With Opportunity Zone ventures, investors can defer paying income tax on capital gains they have taken from profitable sales of securities, real estate, family business interests, and other assets. The deferred gains eventually will be subject to tax, but the tax may effectively be reduced. In addition, any gains from qualified investments under this portion of the TCJA can avoid income tax on a sale or exchange after a holding period of at least 10 years.

The U.S. Treasury Department has approved thousands of low-income communities in all 50 states as Opportunity Zones. To qualify for Opportunity Zone tax benefits, investments can be made into local businesses, new real estate development, or improvement of existing investment property within the approved communities.

For example, assume that Ida recently sold investment property, realizing a capital gain of $300,000. Ida invests her $300,000 gain in an LLC that will acquire a property within an Opportunity Zone and make substantial improvements. Ida’s reinvestment takes place within the required 180 days of taking the $300,000 gain.

Her timely reinvestment within an Opportunity Zone allows Ida to avoid paying tax immediately on her $300,000 capital gain. Five years later, in 2024, Ida can step up her basis in the investment sold in 2019 by 10% of the $300,000 gain ($30,000). After two more years, in 2026, Ida can step up her basis in the older investment by another 5% of the gain ($15,000).

At the end of 2026, Ida will be responsible for paying the tax she has deferred from 2019; her basis in that investment will have been increased by a total of $45,000, reducing the tax she will owe. Ida might have an even lower tax bill if her Opportunity Zone investment has lost value by then; on the other hand, Ida’s Opportunity Zone holding may have gained value. On a sale after a holding period of more than 10 years, Ida will owe no income tax on any gain from her Opportunity Zone investment.

For more information about Opportunity Zones, see “How Collectors Can Utilize the Opportunity Zone Program,” by Sidney Kess and Michael Kelley, The CPA Journal, March 2019, p. 64.

Before RMDs take effect at age 70½, retirees might want to draw down taxable accounts to meet income needs.
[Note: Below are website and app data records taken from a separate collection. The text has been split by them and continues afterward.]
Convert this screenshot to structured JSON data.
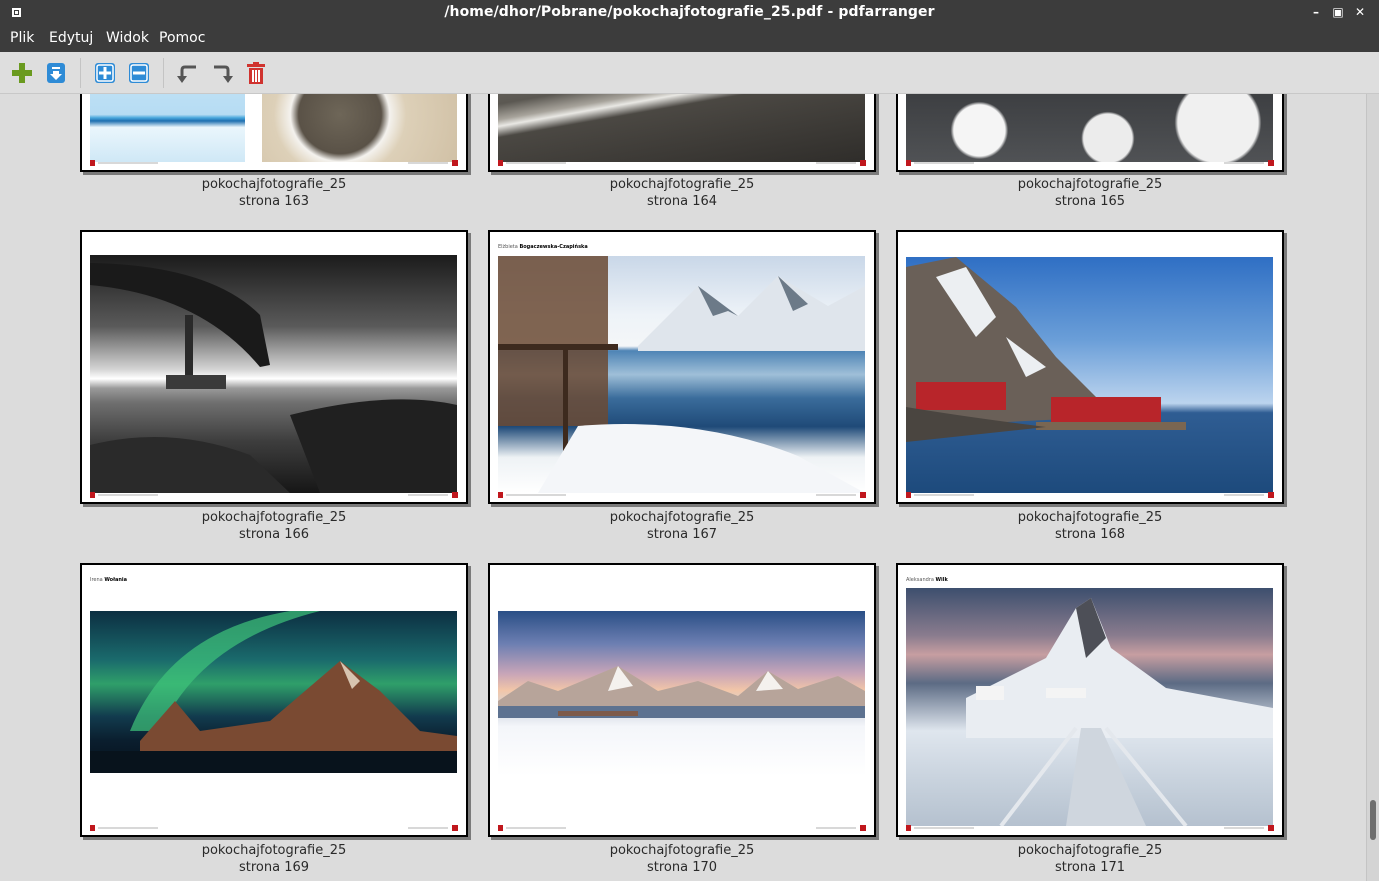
{
  "window": {
    "title": "/home/dhor/Pobrane/pokochajfotografie_25.pdf - pdfarranger"
  },
  "menu": {
    "items": [
      {
        "label": "Plik"
      },
      {
        "label": "Edytuj"
      },
      {
        "label": "Widok"
      },
      {
        "label": "Pomoc"
      }
    ]
  },
  "toolbar": {
    "buttons": [
      "add-icon",
      "export-icon",
      "zoom-in-icon",
      "zoom-out-icon",
      "rotate-left-icon",
      "rotate-right-icon",
      "delete-icon"
    ],
    "colors": {
      "add": "#6a9a1f",
      "blue": "#2e8bd6",
      "delete": "#d0332f",
      "rotate": "#555555"
    }
  },
  "pages": [
    {
      "name": "pokochajfotografie_25",
      "page": "strona 163"
    },
    {
      "name": "pokochajfotografie_25",
      "page": "strona 164"
    },
    {
      "name": "pokochajfotografie_25",
      "page": "strona 165"
    },
    {
      "name": "pokochajfotografie_25",
      "page": "strona 166"
    },
    {
      "name": "pokochajfotografie_25",
      "page": "strona 167",
      "author_first": "Elżbieta",
      "author_last": "Bogaczewska-Czapińska"
    },
    {
      "name": "pokochajfotografie_25",
      "page": "strona 168"
    },
    {
      "name": "pokochajfotografie_25",
      "page": "strona 169",
      "author_first": "Irena",
      "author_last": "Wołania"
    },
    {
      "name": "pokochajfotografie_25",
      "page": "strona 170"
    },
    {
      "name": "pokochajfotografie_25",
      "page": "strona 171",
      "author_first": "Aleksandra",
      "author_last": "Wilk"
    }
  ]
}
If Helen, age 66, is overallocated to stocks, she can look for stocks or funds trading at a loss in her taxable account; selling those stocks can help restore her desired asset allocation without generating a tax bill. If Helen needs more money from her portfolio than she can raise by selling losers, she can sell modest winners as well. The capital losses from selling the losers may partially or totally offset the tax bill from selling the winners.

Even if there is no need for more cash, Helen might make it a practice to periodically sell stocks and funds trading at a loss, such as after disappointing results or during a broad market downturn. Net capital losses can be deducted—up to $3,000 per year—and larger losses can be carried over to offset gains taken in future years. This may allow Helen to do some rebalancing in a taxable account, taking gains on winners but avoiding tax on the gains with a bank of losses to serve as an offset.

Sidney Kess, JD, LLM, CPA is of counsel to Kostelanetz & Fink and a senior consultant to Citrin Cooperman & Co., LLP. He is a member of the NYSSCPA Hall of Fame and was awarded the Society’s Outstanding CPA in Education Award in May 2015. He is also a member of The CPA Journal Editorial Advisory Board.